TASK GOAL: From start to finish, set down the entries below exactly, leaving out the pictures.

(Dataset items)
######
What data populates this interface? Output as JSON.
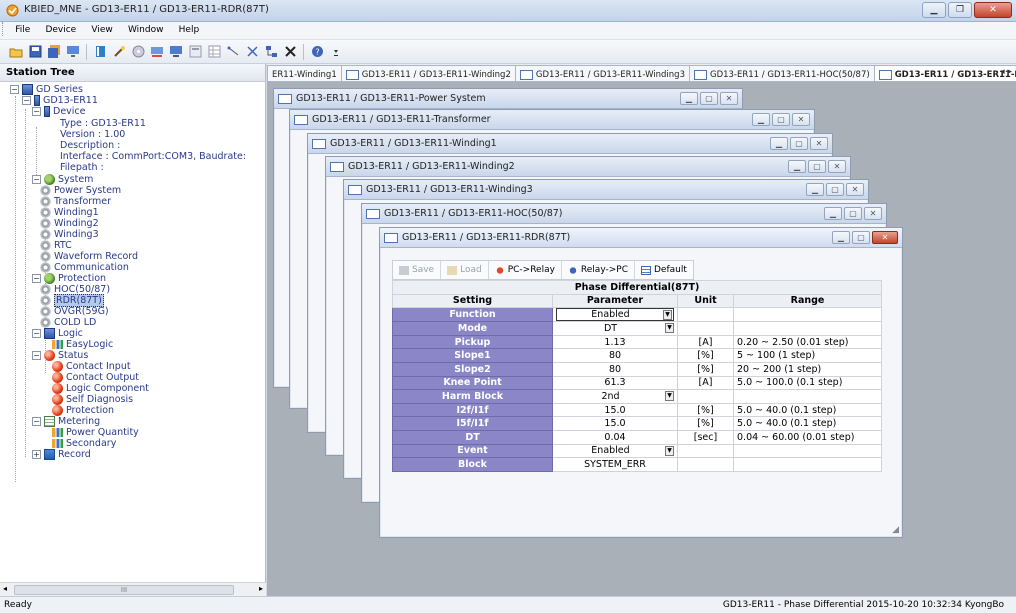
{
  "window": {
    "title": "KBIED_MNE - GD13-ER11 / GD13-ER11-RDR(87T)"
  },
  "menu": [
    "File",
    "Device",
    "View",
    "Window",
    "Help"
  ],
  "tree": {
    "header": "Station Tree",
    "nodes": {
      "root": "GD Series",
      "device_group": "GD13-ER11",
      "device": "Device",
      "type": "Type : GD13-ER11",
      "version": "Version : 1.00",
      "description": "Description :",
      "interface": "Interface : CommPort:COM3, Baudrate:",
      "filepath": "Filepath :",
      "system": "System",
      "power_system": "Power System",
      "transformer": "Transformer",
      "winding1": "Winding1",
      "winding2": "Winding2",
      "winding3": "Winding3",
      "rtc": "RTC",
      "waveform_record": "Waveform Record",
      "communication": "Communication",
      "protection": "Protection",
      "hoc": "HOC(50/87)",
      "rdr": "RDR(87T)",
      "ovgr": "OVGR(59G)",
      "cold_ld": "COLD LD",
      "logic": "Logic",
      "easylogic": "EasyLogic",
      "status": "Status",
      "contact_input": "Contact Input",
      "contact_output": "Contact Output",
      "logic_component": "Logic Component",
      "self_diagnosis": "Self Diagnosis",
      "protection2": "Protection",
      "metering": "Metering",
      "power_quantity": "Power Quantity",
      "secondary": "Secondary",
      "record": "Record"
    },
    "scroll_label": "III"
  },
  "tabs": [
    "ER11-Winding1",
    "GD13-ER11 / GD13-ER11-Winding2",
    "GD13-ER11 / GD13-ER11-Winding3",
    "GD13-ER11 / GD13-ER11-HOC(50/87)",
    "GD13-ER11 / GD13-ER11-RDR(8..."
  ],
  "windows": [
    "GD13-ER11 / GD13-ER11-Power System",
    "GD13-ER11 / GD13-ER11-Transformer",
    "GD13-ER11 / GD13-ER11-Winding1",
    "GD13-ER11 / GD13-ER11-Winding2",
    "GD13-ER11 / GD13-ER11-Winding3",
    "GD13-ER11 / GD13-ER11-HOC(50/87)",
    "GD13-ER11 / GD13-ER11-RDR(87T)"
  ],
  "panel": {
    "toolbar": {
      "save": "Save",
      "load": "Load",
      "pc_relay": "PC->Relay",
      "relay_pc": "Relay->PC",
      "default": "Default"
    },
    "caption": "Phase Differential(87T)",
    "headers": {
      "setting": "Setting",
      "parameter": "Parameter",
      "unit": "Unit",
      "range": "Range"
    },
    "rows": [
      {
        "setting": "Function",
        "parameter": "Enabled",
        "unit": "",
        "range": ""
      },
      {
        "setting": "Mode",
        "parameter": "DT",
        "unit": "",
        "range": ""
      },
      {
        "setting": "Pickup",
        "parameter": "1.13",
        "unit": "[A]",
        "range": "0.20 ~ 2.50 (0.01 step)"
      },
      {
        "setting": "Slope1",
        "parameter": "80",
        "unit": "[%]",
        "range": "5 ~ 100 (1 step)"
      },
      {
        "setting": "Slope2",
        "parameter": "80",
        "unit": "[%]",
        "range": "20 ~ 200 (1 step)"
      },
      {
        "setting": "Knee Point",
        "parameter": "61.3",
        "unit": "[A]",
        "range": "5.0 ~ 100.0 (0.1 step)"
      },
      {
        "setting": "Harm Block",
        "parameter": "2nd",
        "unit": "",
        "range": ""
      },
      {
        "setting": "I2f/I1f",
        "parameter": "15.0",
        "unit": "[%]",
        "range": "5.0 ~ 40.0 (0.1 step)"
      },
      {
        "setting": "I5f/I1f",
        "parameter": "15.0",
        "unit": "[%]",
        "range": "5.0 ~ 40.0 (0.1 step)"
      },
      {
        "setting": "DT",
        "parameter": "0.04",
        "unit": "[sec]",
        "range": "0.04 ~ 60.00 (0.01 step)"
      },
      {
        "setting": "Event",
        "parameter": "Enabled",
        "unit": "",
        "range": ""
      },
      {
        "setting": "Block",
        "parameter": "SYSTEM_ERR",
        "unit": "",
        "range": ""
      }
    ]
  },
  "status": {
    "left": "Ready",
    "right": "GD13-ER11 - Phase Differential  2015-10-20 10:32:34  KyongBo"
  }
}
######
YOUR RESPONSE:
What data populates this interface? Output as JSON.
{
  "window": {
    "title": "KBIED_MNE - GD13-ER11 / GD13-ER11-RDR(87T)"
  },
  "menu": [
    "File",
    "Device",
    "View",
    "Window",
    "Help"
  ],
  "tree": {
    "header": "Station Tree",
    "nodes": {
      "root": "GD Series",
      "device_group": "GD13-ER11",
      "device": "Device",
      "type": "Type : GD13-ER11",
      "version": "Version : 1.00",
      "description": "Description :",
      "interface": "Interface : CommPort:COM3, Baudrate:",
      "filepath": "Filepath :",
      "system": "System",
      "power_system": "Power System",
      "transformer": "Transformer",
      "winding1": "Winding1",
      "winding2": "Winding2",
      "winding3": "Winding3",
      "rtc": "RTC",
      "waveform_record": "Waveform Record",
      "communication": "Communication",
      "protection": "Protection",
      "hoc": "HOC(50/87)",
      "rdr": "RDR(87T)",
      "ovgr": "OVGR(59G)",
      "cold_ld": "COLD LD",
      "logic": "Logic",
      "easylogic": "EasyLogic",
      "status": "Status",
      "contact_input": "Contact Input",
      "contact_output": "Contact Output",
      "logic_component": "Logic Component",
      "self_diagnosis": "Self Diagnosis",
      "protection2": "Protection",
      "metering": "Metering",
      "power_quantity": "Power Quantity",
      "secondary": "Secondary",
      "record": "Record"
    },
    "scroll_label": "III"
  },
  "tabs": [
    "ER11-Winding1",
    "GD13-ER11 / GD13-ER11-Winding2",
    "GD13-ER11 / GD13-ER11-Winding3",
    "GD13-ER11 / GD13-ER11-HOC(50/87)",
    "GD13-ER11 / GD13-ER11-RDR(8..."
  ],
  "windows": [
    "GD13-ER11 / GD13-ER11-Power System",
    "GD13-ER11 / GD13-ER11-Transformer",
    "GD13-ER11 / GD13-ER11-Winding1",
    "GD13-ER11 / GD13-ER11-Winding2",
    "GD13-ER11 / GD13-ER11-Winding3",
    "GD13-ER11 / GD13-ER11-HOC(50/87)",
    "GD13-ER11 / GD13-ER11-RDR(87T)"
  ],
  "panel": {
    "toolbar": {
      "save": "Save",
      "load": "Load",
      "pc_relay": "PC->Relay",
      "relay_pc": "Relay->PC",
      "default": "Default"
    },
    "caption": "Phase Differential(87T)",
    "headers": {
      "setting": "Setting",
      "parameter": "Parameter",
      "unit": "Unit",
      "range": "Range"
    },
    "rows": [
      {
        "setting": "Function",
        "parameter": "Enabled",
        "unit": "",
        "range": ""
      },
      {
        "setting": "Mode",
        "parameter": "DT",
        "unit": "",
        "range": ""
      },
      {
        "setting": "Pickup",
        "parameter": "1.13",
        "unit": "[A]",
        "range": "0.20 ~ 2.50 (0.01 step)"
      },
      {
        "setting": "Slope1",
        "parameter": "80",
        "unit": "[%]",
        "range": "5 ~ 100 (1 step)"
      },
      {
        "setting": "Slope2",
        "parameter": "80",
        "unit": "[%]",
        "range": "20 ~ 200 (1 step)"
      },
      {
        "setting": "Knee Point",
        "parameter": "61.3",
        "unit": "[A]",
        "range": "5.0 ~ 100.0 (0.1 step)"
      },
      {
        "setting": "Harm Block",
        "parameter": "2nd",
        "unit": "",
        "range": ""
      },
      {
        "setting": "I2f/I1f",
        "parameter": "15.0",
        "unit": "[%]",
        "range": "5.0 ~ 40.0 (0.1 step)"
      },
      {
        "setting": "I5f/I1f",
        "parameter": "15.0",
        "unit": "[%]",
        "range": "5.0 ~ 40.0 (0.1 step)"
      },
      {
        "setting": "DT",
        "parameter": "0.04",
        "unit": "[sec]",
        "range": "0.04 ~ 60.00 (0.01 step)"
      },
      {
        "setting": "Event",
        "parameter": "Enabled",
        "unit": "",
        "range": ""
      },
      {
        "setting": "Block",
        "parameter": "SYSTEM_ERR",
        "unit": "",
        "range": ""
      }
    ]
  },
  "status": {
    "left": "Ready",
    "right": "GD13-ER11 - Phase Differential  2015-10-20 10:32:34  KyongBo"
  }
}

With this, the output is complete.